Top of SOURCE MATERIAL

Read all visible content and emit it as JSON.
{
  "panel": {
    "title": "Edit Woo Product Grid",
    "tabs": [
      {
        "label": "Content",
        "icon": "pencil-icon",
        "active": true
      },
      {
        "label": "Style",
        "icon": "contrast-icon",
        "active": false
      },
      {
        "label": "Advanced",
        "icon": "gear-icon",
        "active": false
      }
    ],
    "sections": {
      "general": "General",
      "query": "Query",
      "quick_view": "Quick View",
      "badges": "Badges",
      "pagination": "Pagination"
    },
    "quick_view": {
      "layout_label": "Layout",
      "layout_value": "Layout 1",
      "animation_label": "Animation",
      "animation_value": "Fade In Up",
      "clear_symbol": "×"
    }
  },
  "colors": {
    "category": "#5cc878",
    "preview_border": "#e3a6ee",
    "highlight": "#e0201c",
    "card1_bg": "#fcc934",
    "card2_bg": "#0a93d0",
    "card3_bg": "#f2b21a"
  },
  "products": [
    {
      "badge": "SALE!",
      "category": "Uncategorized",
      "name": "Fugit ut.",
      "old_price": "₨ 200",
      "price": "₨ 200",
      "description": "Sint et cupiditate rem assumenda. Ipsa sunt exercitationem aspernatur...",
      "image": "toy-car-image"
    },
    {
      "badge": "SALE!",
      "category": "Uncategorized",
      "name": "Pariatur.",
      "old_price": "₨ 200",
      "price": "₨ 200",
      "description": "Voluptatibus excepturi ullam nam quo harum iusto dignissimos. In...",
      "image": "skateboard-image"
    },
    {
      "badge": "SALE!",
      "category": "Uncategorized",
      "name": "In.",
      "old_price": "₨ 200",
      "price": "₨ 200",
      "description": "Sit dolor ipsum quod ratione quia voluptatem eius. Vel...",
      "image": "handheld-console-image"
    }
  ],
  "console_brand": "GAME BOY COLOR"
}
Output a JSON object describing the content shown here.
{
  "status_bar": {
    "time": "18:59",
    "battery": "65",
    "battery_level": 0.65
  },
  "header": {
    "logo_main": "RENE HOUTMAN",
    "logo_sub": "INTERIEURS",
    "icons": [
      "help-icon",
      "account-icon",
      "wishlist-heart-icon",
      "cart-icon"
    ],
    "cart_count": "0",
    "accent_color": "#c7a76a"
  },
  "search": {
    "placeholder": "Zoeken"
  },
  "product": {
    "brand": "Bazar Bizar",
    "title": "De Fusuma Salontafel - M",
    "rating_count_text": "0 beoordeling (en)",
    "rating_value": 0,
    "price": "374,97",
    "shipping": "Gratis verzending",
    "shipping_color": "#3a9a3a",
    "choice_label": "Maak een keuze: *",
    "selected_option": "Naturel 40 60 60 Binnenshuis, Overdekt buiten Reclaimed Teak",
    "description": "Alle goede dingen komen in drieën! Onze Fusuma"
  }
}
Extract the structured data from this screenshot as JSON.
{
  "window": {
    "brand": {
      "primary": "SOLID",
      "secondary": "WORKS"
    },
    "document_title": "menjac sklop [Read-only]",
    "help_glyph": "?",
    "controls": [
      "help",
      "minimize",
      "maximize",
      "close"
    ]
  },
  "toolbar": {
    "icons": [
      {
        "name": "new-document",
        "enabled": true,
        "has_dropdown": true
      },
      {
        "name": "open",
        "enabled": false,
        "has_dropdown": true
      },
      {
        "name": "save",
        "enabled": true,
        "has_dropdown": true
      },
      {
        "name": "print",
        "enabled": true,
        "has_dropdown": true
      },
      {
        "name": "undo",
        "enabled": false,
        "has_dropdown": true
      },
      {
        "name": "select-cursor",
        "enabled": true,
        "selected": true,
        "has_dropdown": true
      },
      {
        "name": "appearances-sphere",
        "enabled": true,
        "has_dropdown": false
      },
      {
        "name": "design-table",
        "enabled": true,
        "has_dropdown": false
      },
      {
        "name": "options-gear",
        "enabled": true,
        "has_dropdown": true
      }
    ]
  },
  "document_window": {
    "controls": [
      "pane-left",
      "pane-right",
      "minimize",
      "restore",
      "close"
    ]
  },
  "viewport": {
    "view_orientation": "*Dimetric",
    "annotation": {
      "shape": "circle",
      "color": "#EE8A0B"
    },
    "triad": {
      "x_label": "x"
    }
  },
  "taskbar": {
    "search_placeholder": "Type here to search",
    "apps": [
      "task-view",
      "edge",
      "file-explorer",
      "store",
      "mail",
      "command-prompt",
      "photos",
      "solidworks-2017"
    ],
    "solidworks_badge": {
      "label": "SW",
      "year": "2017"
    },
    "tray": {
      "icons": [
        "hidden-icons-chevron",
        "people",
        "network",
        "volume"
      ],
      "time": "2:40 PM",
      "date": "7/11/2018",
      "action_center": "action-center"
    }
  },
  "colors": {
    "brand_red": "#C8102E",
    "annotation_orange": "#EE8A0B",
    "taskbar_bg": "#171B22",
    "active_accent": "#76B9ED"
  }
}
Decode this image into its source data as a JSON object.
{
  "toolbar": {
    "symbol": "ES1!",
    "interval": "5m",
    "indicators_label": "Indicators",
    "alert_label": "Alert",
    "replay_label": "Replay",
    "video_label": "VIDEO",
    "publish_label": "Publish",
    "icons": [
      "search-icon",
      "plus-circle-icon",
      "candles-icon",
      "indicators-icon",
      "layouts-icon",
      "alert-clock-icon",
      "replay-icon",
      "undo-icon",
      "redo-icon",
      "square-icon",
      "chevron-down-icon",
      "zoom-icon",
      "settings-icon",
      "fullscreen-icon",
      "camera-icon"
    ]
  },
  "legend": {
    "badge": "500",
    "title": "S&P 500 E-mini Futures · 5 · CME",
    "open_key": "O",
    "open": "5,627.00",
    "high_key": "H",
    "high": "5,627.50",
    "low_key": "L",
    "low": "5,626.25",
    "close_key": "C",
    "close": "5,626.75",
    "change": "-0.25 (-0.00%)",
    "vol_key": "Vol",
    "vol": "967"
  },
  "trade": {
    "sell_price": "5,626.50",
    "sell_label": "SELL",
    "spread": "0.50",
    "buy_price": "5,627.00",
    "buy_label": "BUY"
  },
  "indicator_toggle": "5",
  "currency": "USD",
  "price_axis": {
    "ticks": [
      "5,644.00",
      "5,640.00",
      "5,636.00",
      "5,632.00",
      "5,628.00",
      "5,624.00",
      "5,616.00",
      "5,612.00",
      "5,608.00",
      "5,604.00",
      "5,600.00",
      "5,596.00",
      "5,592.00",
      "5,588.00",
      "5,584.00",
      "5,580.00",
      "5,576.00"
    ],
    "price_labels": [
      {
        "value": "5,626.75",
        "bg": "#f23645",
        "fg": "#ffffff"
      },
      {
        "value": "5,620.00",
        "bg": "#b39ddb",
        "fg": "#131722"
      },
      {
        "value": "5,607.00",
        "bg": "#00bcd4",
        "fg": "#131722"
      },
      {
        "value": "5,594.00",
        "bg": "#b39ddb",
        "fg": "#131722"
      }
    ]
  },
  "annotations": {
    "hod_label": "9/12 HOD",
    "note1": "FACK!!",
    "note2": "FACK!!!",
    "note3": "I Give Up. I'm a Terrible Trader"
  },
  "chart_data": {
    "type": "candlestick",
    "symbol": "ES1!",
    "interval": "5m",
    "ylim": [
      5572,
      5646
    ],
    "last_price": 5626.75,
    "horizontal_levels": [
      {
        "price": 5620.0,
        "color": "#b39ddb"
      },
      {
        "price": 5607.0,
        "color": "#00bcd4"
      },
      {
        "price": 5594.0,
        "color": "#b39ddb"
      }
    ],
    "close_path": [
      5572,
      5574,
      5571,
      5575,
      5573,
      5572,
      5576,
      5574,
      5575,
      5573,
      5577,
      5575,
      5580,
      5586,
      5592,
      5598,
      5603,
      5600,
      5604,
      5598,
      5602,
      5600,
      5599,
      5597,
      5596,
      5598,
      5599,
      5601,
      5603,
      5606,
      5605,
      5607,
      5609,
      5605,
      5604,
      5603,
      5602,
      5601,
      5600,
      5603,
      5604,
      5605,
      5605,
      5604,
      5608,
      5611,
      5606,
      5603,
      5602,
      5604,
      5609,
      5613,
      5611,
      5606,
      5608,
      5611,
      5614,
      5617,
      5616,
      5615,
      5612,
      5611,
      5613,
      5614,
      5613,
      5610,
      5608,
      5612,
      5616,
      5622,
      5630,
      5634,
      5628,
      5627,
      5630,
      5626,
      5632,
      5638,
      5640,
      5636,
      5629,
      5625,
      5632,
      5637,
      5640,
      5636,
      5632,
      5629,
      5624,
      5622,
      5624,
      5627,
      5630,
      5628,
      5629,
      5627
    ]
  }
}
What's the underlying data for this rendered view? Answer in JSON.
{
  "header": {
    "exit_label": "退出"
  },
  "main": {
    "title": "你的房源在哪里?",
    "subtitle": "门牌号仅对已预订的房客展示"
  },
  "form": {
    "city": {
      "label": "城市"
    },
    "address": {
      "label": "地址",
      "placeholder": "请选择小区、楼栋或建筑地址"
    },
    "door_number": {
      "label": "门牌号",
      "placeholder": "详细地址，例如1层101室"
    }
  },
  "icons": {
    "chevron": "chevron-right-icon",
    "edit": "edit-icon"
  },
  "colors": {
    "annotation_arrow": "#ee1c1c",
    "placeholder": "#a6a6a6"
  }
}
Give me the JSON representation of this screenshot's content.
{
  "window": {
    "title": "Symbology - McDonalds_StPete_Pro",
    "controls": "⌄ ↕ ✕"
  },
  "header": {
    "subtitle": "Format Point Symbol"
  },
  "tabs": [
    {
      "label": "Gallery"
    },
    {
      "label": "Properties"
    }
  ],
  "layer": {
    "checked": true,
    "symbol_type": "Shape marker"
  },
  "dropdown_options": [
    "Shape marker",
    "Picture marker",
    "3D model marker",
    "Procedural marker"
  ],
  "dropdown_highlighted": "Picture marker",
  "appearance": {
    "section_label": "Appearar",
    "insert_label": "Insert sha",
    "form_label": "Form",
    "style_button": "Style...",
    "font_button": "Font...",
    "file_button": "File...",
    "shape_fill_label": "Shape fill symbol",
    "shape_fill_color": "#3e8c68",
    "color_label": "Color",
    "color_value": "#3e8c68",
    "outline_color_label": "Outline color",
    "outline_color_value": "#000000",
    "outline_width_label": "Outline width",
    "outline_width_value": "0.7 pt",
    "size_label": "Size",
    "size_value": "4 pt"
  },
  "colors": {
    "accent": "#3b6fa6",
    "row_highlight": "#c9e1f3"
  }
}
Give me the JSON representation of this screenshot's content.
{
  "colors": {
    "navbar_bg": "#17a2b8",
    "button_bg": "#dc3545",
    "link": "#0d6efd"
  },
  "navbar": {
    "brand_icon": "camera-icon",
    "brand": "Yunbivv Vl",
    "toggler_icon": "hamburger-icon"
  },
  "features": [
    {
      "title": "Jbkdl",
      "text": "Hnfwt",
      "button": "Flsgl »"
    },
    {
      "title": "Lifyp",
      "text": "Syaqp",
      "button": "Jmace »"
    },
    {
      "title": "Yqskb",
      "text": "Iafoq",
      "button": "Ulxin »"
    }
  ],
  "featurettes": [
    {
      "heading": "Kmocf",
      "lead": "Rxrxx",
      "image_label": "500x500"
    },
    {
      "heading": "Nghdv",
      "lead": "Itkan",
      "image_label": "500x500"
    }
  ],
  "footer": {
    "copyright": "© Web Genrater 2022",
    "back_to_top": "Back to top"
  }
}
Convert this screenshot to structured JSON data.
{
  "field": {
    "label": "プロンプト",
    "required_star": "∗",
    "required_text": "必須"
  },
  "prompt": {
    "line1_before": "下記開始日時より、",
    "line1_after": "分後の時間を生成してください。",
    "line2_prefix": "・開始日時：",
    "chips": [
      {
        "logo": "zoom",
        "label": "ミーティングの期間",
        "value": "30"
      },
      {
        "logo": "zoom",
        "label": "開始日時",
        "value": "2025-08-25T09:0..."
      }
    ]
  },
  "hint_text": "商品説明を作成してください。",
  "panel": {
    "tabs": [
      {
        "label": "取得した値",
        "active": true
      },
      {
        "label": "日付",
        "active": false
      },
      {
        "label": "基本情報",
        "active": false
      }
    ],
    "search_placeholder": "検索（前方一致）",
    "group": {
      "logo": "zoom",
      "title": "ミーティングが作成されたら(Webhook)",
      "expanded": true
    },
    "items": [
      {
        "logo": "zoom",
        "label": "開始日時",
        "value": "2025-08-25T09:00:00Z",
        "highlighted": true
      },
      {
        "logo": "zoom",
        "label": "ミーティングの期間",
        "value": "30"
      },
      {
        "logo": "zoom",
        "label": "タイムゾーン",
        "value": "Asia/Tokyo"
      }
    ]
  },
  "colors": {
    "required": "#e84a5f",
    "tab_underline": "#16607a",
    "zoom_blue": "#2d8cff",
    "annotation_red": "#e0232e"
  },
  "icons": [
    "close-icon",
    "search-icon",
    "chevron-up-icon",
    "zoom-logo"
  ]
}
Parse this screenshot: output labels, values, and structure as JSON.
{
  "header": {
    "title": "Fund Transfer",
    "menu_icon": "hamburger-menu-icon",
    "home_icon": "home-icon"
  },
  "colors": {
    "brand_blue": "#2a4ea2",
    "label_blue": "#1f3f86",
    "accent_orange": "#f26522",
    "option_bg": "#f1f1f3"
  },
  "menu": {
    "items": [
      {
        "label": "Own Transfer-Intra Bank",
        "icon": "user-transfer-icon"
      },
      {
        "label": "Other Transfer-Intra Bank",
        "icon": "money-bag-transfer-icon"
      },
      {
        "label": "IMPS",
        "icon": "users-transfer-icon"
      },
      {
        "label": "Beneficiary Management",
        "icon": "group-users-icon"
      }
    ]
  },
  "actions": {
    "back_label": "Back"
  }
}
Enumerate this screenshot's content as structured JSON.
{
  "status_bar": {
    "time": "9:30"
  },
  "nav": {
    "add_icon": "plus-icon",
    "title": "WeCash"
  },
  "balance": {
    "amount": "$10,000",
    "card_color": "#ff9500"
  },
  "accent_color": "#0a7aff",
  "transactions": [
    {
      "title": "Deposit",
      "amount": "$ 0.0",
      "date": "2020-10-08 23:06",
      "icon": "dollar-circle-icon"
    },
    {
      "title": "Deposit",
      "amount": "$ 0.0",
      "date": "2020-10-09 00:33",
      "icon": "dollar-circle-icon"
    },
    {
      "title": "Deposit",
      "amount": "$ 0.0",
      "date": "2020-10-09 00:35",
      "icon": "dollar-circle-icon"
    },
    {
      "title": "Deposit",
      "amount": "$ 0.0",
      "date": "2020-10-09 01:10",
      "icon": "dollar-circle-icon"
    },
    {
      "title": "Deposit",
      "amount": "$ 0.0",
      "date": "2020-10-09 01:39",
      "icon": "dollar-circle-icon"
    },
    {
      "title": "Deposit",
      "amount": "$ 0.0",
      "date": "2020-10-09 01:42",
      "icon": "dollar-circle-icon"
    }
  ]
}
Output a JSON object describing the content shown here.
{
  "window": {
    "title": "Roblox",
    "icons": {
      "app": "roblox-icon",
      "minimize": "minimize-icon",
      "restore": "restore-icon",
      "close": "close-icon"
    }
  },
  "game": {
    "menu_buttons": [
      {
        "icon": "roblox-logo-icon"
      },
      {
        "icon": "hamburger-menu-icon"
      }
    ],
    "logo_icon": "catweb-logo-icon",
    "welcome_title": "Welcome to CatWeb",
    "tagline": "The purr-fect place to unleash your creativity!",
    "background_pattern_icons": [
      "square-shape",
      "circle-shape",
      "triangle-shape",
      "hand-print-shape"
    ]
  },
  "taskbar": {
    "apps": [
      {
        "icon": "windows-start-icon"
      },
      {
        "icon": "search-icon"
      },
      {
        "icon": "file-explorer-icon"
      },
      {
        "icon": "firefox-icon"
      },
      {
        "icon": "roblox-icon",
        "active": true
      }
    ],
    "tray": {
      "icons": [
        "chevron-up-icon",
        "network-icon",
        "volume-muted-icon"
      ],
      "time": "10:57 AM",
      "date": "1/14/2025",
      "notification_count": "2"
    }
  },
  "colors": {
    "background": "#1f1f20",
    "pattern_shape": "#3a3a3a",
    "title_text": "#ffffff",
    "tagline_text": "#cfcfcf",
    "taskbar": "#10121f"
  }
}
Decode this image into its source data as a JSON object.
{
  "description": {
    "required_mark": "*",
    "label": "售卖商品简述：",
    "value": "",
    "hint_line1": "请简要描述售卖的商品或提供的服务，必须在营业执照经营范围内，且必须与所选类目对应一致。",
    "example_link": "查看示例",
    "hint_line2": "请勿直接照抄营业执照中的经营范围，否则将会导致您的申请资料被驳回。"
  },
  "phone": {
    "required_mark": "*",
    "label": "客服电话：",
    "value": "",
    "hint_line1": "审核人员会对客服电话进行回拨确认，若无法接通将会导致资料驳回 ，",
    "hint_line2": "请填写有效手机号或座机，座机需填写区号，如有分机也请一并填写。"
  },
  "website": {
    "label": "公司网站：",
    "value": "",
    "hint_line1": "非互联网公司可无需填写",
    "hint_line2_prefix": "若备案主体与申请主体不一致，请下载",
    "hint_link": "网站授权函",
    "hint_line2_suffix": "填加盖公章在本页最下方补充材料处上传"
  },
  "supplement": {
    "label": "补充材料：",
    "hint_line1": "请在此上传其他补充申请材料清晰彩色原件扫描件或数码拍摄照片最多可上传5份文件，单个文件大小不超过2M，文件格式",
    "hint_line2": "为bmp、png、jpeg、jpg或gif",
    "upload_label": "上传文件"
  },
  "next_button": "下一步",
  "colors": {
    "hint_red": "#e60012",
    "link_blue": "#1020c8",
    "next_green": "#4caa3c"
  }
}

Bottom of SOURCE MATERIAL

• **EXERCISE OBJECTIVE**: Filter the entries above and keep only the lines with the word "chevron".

• **OUTPUT**:
        "hidden-icons-chevron",
      "chevron-down-icon",
    "chevron": "chevron-right-icon",
    "chevron-up-icon",
        "chevron-up-icon",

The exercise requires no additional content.